SR-71 pilots coming to Kansas Cosmosphere
Admirers of the SR-71 Blackbird spyplane on display at the Kansas Cosmosphere in Hutchinson can meet some of the men who flew it.
Close to 20 former SR-71 pilots will be at the Cosmosphere this Friday and Saturday for a series of events, including interactive displays and a live symposium.
Air Force Col. Jim Shelton amassed about 911 flight hours in the world's fastest spyplane between 1968 and 1974. He said the photographs he took were invaluable to the intelligence community. In one mission over Egypt during the Yom Kippur War in 1963, the Blackbird helped in keeping the Israelis honest about their movements.
"The president contacted Golda Mair and told her that she was farther into Egypt than she had been telling people," Shelton said. "And of course, she wanted to know how, he said well, we have photographic proof of where the battle line is."
Shelton said he felt safe flying the SR-71, even over hostile territory.

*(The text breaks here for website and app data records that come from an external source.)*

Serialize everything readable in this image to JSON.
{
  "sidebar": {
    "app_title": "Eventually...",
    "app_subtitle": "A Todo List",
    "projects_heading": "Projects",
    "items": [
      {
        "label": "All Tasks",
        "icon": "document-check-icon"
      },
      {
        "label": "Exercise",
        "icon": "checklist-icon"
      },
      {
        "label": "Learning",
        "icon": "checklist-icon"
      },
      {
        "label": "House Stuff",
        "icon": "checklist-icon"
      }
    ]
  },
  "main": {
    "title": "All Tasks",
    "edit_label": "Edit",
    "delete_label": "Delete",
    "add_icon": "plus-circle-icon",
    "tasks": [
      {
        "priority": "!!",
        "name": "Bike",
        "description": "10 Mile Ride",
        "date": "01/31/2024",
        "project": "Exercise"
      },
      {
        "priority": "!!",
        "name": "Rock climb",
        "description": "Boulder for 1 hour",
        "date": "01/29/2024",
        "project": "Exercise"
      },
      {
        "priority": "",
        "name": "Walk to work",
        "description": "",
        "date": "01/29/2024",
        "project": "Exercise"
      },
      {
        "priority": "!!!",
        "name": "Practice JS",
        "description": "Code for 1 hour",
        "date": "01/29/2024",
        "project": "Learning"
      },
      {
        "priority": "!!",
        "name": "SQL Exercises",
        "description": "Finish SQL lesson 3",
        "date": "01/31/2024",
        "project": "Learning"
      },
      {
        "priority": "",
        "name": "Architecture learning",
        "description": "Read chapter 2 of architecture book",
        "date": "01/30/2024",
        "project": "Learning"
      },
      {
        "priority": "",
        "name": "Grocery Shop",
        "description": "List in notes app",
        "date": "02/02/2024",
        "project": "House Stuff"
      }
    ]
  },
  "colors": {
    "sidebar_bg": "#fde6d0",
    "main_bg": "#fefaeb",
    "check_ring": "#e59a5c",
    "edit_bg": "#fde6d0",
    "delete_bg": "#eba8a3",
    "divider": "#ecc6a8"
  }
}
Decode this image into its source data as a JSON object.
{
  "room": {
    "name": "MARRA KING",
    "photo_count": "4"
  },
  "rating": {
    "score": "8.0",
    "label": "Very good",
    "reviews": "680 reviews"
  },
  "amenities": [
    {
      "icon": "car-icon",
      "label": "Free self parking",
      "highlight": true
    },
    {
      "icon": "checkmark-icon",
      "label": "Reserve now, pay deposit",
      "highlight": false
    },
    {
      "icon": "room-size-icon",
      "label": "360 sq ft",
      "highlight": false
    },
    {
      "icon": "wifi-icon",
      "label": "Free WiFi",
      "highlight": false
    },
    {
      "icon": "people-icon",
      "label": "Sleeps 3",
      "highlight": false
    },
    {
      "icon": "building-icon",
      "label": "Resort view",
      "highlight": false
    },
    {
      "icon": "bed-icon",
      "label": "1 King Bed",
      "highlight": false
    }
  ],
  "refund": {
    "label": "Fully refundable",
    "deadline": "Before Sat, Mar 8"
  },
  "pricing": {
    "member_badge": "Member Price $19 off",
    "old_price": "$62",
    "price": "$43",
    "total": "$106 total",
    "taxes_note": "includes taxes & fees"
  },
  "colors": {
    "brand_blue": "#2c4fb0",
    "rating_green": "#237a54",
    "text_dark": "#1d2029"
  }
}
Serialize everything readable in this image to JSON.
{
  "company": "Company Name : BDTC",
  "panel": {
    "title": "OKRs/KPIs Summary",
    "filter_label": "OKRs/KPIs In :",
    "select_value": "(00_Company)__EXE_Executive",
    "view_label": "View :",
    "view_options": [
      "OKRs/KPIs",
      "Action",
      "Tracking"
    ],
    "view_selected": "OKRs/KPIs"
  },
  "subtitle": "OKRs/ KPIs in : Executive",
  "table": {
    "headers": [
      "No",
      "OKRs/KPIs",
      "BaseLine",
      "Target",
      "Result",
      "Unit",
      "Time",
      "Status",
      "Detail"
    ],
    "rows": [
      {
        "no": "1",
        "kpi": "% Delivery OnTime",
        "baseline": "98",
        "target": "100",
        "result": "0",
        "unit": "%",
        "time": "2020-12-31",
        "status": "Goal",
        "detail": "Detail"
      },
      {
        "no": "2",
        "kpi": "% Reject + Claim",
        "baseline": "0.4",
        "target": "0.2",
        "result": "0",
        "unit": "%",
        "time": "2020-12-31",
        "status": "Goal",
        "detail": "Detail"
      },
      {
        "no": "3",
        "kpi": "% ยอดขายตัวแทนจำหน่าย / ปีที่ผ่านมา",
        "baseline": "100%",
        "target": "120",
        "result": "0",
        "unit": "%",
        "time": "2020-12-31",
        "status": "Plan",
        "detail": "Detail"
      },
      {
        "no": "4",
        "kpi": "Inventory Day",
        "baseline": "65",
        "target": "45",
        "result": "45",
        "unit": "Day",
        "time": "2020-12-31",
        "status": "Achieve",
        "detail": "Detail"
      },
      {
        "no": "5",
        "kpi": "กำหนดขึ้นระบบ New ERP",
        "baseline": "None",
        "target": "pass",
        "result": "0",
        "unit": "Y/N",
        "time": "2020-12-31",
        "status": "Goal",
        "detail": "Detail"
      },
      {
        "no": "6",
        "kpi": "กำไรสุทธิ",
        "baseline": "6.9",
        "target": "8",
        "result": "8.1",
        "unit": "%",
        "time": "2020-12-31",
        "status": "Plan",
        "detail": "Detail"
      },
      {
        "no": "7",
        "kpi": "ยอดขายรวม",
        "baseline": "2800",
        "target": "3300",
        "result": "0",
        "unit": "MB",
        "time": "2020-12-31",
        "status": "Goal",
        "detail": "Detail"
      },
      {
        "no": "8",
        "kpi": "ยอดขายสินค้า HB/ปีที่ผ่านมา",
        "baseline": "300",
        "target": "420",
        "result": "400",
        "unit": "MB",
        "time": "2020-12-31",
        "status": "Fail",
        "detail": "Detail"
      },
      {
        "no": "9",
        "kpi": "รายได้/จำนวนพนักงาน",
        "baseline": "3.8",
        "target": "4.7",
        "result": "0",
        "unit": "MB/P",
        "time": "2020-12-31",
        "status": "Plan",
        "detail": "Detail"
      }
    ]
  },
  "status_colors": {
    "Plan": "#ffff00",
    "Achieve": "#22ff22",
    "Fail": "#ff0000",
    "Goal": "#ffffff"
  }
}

The plane's altitude of 82,000 feet and top speed of more than 35 miles per second made it nearly impossible to shoot down.
"After a while, the North Vietnamese quit firing because it was a waste of their missiles," Shelton said.
Blackbirds flew missions for more than four decades, beginning in 1964. None was ever shot down.
On Friday from 9 a.m. to 12:30 p.m. pilots and crew will interact with more than 300 children from Allen STEM Magnet School and Farris Elementary School in Hutchinson.
The event is underwritten, in part, by the Kansas Air National Guard.